*** Begin section ***

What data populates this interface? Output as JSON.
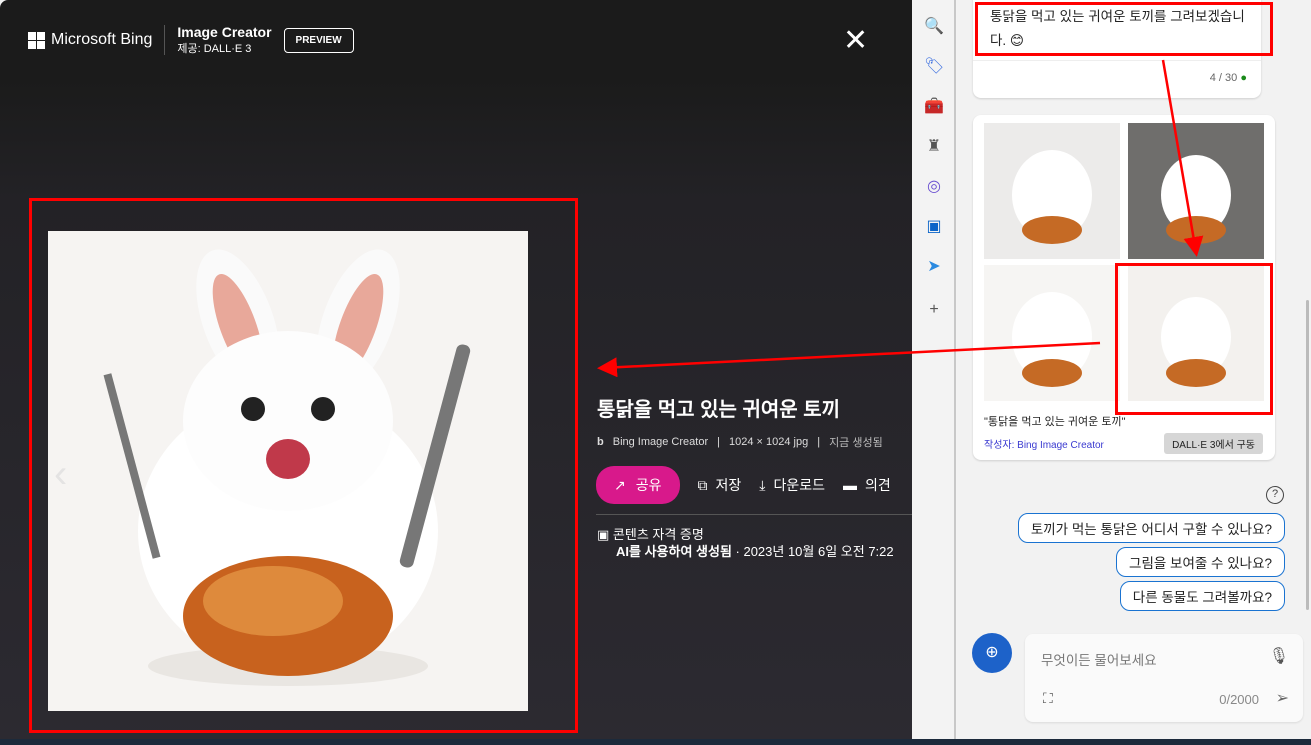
{
  "header": {
    "brand": "Microsoft Bing",
    "product": "Image Creator",
    "provider": "제공: DALL·E 3",
    "badge": "PREVIEW"
  },
  "viewer": {
    "title": "통닭을 먹고 있는 귀여운 토끼",
    "source": "Bing Image Creator",
    "dimensions": "1024 × 1024 jpg",
    "generated": "지금 생성됨",
    "actions": {
      "share": "공유",
      "save": "저장",
      "download": "다운로드",
      "feedback": "의견"
    },
    "credentials_title": "콘텐츠 자격 증명",
    "credentials_detail_bold": "AI를 사용하여 생성됨",
    "credentials_detail": " · 2023년 10월 6일 오전 7:22",
    "accent": "#d8198b"
  },
  "chat": {
    "message": "통닭을 먹고 있는 귀여운 토끼를 그려보겠습니다. 😊",
    "turn_count": "4 / 30",
    "image_caption": "\"통닭을 먹고 있는 귀여운 토끼\"",
    "author": "작성자: Bing Image Creator",
    "powered": "DALL·E 3에서 구동",
    "suggestions": [
      "토끼가 먹는 통닭은 어디서 구할 수 있나요?",
      "그림을 보여줄 수 있나요?",
      "다른 동물도 그려볼까요?"
    ],
    "input_placeholder": "무엇이든 물어보세요",
    "char_count": "0/2000"
  },
  "sidebar_icons": [
    "search-icon",
    "tag-icon",
    "toolbox-icon",
    "chess-icon",
    "copilot-icon",
    "outlook-icon",
    "send-icon",
    "plus-icon"
  ]
}
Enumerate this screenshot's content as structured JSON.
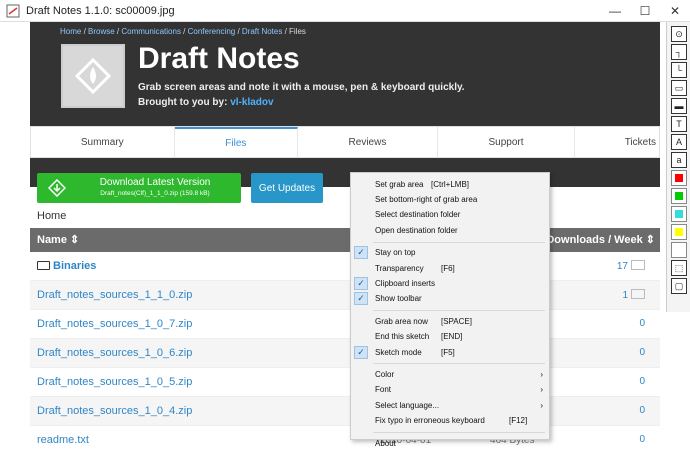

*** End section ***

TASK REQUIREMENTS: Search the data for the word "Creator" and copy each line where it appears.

ANSWER:
    "product": "Image Creator",
    "source": "Bing Image Creator",
    "author": "작성자: Bing Image Creator",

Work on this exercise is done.